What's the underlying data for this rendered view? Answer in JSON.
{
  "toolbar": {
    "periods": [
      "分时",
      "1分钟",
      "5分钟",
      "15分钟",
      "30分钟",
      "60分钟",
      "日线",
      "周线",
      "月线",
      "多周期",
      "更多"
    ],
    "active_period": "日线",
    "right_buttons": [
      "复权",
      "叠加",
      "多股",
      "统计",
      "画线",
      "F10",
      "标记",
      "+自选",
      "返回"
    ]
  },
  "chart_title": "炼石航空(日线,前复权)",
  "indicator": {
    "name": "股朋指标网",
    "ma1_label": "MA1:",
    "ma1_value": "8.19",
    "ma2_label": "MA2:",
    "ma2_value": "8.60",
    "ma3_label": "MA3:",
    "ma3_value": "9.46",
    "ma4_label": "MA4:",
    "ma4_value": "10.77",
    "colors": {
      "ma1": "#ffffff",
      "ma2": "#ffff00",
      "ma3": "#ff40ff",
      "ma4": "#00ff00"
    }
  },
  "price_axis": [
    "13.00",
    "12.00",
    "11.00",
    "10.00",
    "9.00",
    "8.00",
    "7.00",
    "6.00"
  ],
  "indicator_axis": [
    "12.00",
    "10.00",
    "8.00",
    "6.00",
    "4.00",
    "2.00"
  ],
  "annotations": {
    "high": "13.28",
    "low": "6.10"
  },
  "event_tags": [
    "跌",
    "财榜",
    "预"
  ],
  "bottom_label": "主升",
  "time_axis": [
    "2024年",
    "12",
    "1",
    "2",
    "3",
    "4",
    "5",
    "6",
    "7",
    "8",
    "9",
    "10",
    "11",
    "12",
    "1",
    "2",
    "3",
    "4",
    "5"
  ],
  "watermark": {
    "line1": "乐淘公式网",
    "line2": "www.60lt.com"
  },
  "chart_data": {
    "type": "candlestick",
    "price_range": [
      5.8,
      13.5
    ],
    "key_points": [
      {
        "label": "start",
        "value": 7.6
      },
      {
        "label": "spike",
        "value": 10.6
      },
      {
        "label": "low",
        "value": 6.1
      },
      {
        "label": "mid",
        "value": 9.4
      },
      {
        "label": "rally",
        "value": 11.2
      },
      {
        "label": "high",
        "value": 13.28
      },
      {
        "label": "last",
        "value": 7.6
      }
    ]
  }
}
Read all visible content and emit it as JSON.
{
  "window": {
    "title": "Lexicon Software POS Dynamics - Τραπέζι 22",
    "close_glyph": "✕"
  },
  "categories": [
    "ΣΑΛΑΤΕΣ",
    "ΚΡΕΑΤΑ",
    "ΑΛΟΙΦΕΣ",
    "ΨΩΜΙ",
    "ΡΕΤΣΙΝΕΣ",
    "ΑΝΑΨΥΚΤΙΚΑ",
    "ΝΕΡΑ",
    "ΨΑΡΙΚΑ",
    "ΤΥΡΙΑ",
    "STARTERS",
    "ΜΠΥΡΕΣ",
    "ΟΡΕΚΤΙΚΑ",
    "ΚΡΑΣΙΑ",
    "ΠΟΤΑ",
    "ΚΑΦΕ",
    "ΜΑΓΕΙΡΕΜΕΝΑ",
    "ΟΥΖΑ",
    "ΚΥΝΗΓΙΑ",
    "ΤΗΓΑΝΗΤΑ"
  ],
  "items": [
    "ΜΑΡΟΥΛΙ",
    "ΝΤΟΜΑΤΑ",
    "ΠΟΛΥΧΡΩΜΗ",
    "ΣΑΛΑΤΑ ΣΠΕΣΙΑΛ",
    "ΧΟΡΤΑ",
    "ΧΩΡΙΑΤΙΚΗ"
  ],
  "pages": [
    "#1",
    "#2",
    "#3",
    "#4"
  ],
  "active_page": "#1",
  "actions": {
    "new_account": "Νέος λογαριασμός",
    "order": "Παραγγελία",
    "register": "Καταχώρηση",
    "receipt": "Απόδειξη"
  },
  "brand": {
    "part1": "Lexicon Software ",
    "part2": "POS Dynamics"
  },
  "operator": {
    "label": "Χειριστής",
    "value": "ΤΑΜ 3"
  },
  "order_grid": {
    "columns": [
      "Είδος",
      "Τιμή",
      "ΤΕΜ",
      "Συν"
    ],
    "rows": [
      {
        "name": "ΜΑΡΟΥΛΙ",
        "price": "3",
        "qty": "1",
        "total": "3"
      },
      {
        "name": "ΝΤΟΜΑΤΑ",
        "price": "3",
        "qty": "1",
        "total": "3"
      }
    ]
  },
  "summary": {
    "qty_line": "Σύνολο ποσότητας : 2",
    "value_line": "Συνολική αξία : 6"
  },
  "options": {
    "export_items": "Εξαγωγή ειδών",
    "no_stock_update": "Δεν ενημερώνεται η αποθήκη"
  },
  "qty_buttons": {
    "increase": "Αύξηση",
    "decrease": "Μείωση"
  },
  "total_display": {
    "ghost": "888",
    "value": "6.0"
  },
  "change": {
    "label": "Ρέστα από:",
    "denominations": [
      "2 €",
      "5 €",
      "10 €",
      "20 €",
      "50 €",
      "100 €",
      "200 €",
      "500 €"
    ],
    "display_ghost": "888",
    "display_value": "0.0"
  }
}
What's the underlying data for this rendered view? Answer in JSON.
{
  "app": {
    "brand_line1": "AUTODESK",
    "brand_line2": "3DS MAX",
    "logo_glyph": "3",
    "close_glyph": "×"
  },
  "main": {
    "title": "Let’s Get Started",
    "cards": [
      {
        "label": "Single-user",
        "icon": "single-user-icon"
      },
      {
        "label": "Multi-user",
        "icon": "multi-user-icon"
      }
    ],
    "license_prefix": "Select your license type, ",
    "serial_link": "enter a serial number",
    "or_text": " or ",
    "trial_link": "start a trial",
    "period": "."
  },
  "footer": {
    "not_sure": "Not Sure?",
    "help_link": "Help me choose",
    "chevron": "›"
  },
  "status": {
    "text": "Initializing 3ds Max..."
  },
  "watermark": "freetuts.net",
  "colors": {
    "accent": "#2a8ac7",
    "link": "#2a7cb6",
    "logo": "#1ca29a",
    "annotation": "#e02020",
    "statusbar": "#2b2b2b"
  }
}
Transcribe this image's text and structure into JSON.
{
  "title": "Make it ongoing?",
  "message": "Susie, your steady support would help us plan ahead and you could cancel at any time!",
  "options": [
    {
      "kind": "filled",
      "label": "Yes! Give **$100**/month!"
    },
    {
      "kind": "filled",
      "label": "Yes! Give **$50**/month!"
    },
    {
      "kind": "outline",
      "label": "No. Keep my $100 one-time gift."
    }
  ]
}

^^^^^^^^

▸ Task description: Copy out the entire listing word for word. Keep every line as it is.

▸ Written response:
What's the underlying data for this rendered view? Answer in JSON.
{
  "toolbar": {
    "periods": [
      "分时",
      "1分钟",
      "5分钟",
      "15分钟",
      "30分钟",
      "60分钟",
      "日线",
      "周线",
      "月线",
      "多周期",
      "更多"
    ],
    "active_period": "日线",
    "right_buttons": [
      "复权",
      "叠加",
      "多股",
      "统计",
      "画线",
      "F10",
      "标记",
      "+自选",
      "返回"
    ]
  },
  "chart_title": "炼石航空(日线,前复权)",
  "indicator": {
    "name": "股朋指标网",
    "ma1_label": "MA1:",
    "ma1_value": "8.19",
    "ma2_label": "MA2:",
    "ma2_value": "8.60",
    "ma3_label": "MA3:",
    "ma3_value": "9.46",
    "ma4_label": "MA4:",
    "ma4_value": "10.77",
    "colors": {
      "ma1": "#ffffff",
      "ma2": "#ffff00",
      "ma3": "#ff40ff",
      "ma4": "#00ff00"
    }
  },
  "price_axis": [
    "13.00",
    "12.00",
    "11.00",
    "10.00",
    "9.00",
    "8.00",
    "7.00",
    "6.00"
  ],
  "indicator_axis": [
    "12.00",
    "10.00",
    "8.00",
    "6.00",
    "4.00",
    "2.00"
  ],
  "annotations": {
    "high": "13.28",
    "low": "6.10"
  },
  "event_tags": [
    "跌",
    "财榜",
    "预"
  ],
  "bottom_label": "主升",
  "time_axis": [
    "2024年",
    "12",
    "1",
    "2",
    "3",
    "4",
    "5",
    "6",
    "7",
    "8",
    "9",
    "10",
    "11",
    "12",
    "1",
    "2",
    "3",
    "4",
    "5"
  ],
  "watermark": {
    "line1": "乐淘公式网",
    "line2": "www.60lt.com"
  },
  "chart_data": {
    "type": "candlestick",
    "price_range": [
      5.8,
      13.5
    ],
    "key_points": [
      {
        "label": "start",
        "value": 7.6
      },
      {
        "label": "spike",
        "value": 10.6
      },
      {
        "label": "low",
        "value": 6.1
      },
      {
        "label": "mid",
        "value": 9.4
      },
      {
        "label": "rally",
        "value": 11.2
      },
      {
        "label": "high",
        "value": 13.28
      },
      {
        "label": "last",
        "value": 7.6
      }
    ]
  }
}
Read all visible content and emit it as JSON.
{
  "window": {
    "title": "Lexicon Software POS Dynamics - Τραπέζι 22",
    "close_glyph": "✕"
  },
  "categories": [
    "ΣΑΛΑΤΕΣ",
    "ΚΡΕΑΤΑ",
    "ΑΛΟΙΦΕΣ",
    "ΨΩΜΙ",
    "ΡΕΤΣΙΝΕΣ",
    "ΑΝΑΨΥΚΤΙΚΑ",
    "ΝΕΡΑ",
    "ΨΑΡΙΚΑ",
    "ΤΥΡΙΑ",
    "STARTERS",
    "ΜΠΥΡΕΣ",
    "ΟΡΕΚΤΙΚΑ",
    "ΚΡΑΣΙΑ",
    "ΠΟΤΑ",
    "ΚΑΦΕ",
    "ΜΑΓΕΙΡΕΜΕΝΑ",
    "ΟΥΖΑ",
    "ΚΥΝΗΓΙΑ",
    "ΤΗΓΑΝΗΤΑ"
  ],
  "items": [
    "ΜΑΡΟΥΛΙ",
    "ΝΤΟΜΑΤΑ",
    "ΠΟΛΥΧΡΩΜΗ",
    "ΣΑΛΑΤΑ ΣΠΕΣΙΑΛ",
    "ΧΟΡΤΑ",
    "ΧΩΡΙΑΤΙΚΗ"
  ],
  "pages": [
    "#1",
    "#2",
    "#3",
    "#4"
  ],
  "active_page": "#1",
  "actions": {
    "new_account": "Νέος λογαριασμός",
    "order": "Παραγγελία",
    "register": "Καταχώρηση",
    "receipt": "Απόδειξη"
  },
  "brand": {
    "part1": "Lexicon Software ",
    "part2": "POS Dynamics"
  },
  "operator": {
    "label": "Χειριστής",
    "value": "ΤΑΜ 3"
  },
  "order_grid": {
    "columns": [
      "Είδος",
      "Τιμή",
      "ΤΕΜ",
      "Συν"
    ],
    "rows": [
      {
        "name": "ΜΑΡΟΥΛΙ",
        "price": "3",
        "qty": "1",
        "total": "3"
      },
      {
        "name": "ΝΤΟΜΑΤΑ",
        "price": "3",
        "qty": "1",
        "total": "3"
      }
    ]
  },
  "summary": {
    "qty_line": "Σύνολο ποσότητας : 2",
    "value_line": "Συνολική αξία : 6"
  },
  "options": {
    "export_items": "Εξαγωγή ειδών",
    "no_stock_update": "Δεν ενημερώνεται η αποθήκη"
  },
  "qty_buttons": {
    "increase": "Αύξηση",
    "decrease": "Μείωση"
  },
  "total_display": {
    "ghost": "888",
    "value": "6.0"
  },
  "change": {
    "label": "Ρέστα από:",
    "denominations": [
      "2 €",
      "5 €",
      "10 €",
      "20 €",
      "50 €",
      "100 €",
      "200 €",
      "500 €"
    ],
    "display_ghost": "888",
    "display_value": "0.0"
  }
}
What's the underlying data for this rendered view? Answer in JSON.
{
  "app": {
    "brand_line1": "AUTODESK",
    "brand_line2": "3DS MAX",
    "logo_glyph": "3",
    "close_glyph": "×"
  },
  "main": {
    "title": "Let’s Get Started",
    "cards": [
      {
        "label": "Single-user",
        "icon": "single-user-icon"
      },
      {
        "label": "Multi-user",
        "icon": "multi-user-icon"
      }
    ],
    "license_prefix": "Select your license type, ",
    "serial_link": "enter a serial number",
    "or_text": " or ",
    "trial_link": "start a trial",
    "period": "."
  },
  "footer": {
    "not_sure": "Not Sure?",
    "help_link": "Help me choose",
    "chevron": "›"
  },
  "status": {
    "text": "Initializing 3ds Max..."
  },
  "watermark": "freetuts.net",
  "colors": {
    "accent": "#2a8ac7",
    "link": "#2a7cb6",
    "logo": "#1ca29a",
    "annotation": "#e02020",
    "statusbar": "#2b2b2b"
  }
}
Transcribe this image's text and structure into JSON.
{
  "title": "Make it ongoing?",
  "message": "Susie, your steady support would help us plan ahead and you could cancel at any time!",
  "options": [
    {
      "kind": "filled",
      "label": "Yes! Give **$100**/month!"
    },
    {
      "kind": "filled",
      "label": "Yes! Give **$50**/month!"
    },
    {
      "kind": "outline",
      "label": "No. Keep my $100 one-time gift."
    }
  ]
}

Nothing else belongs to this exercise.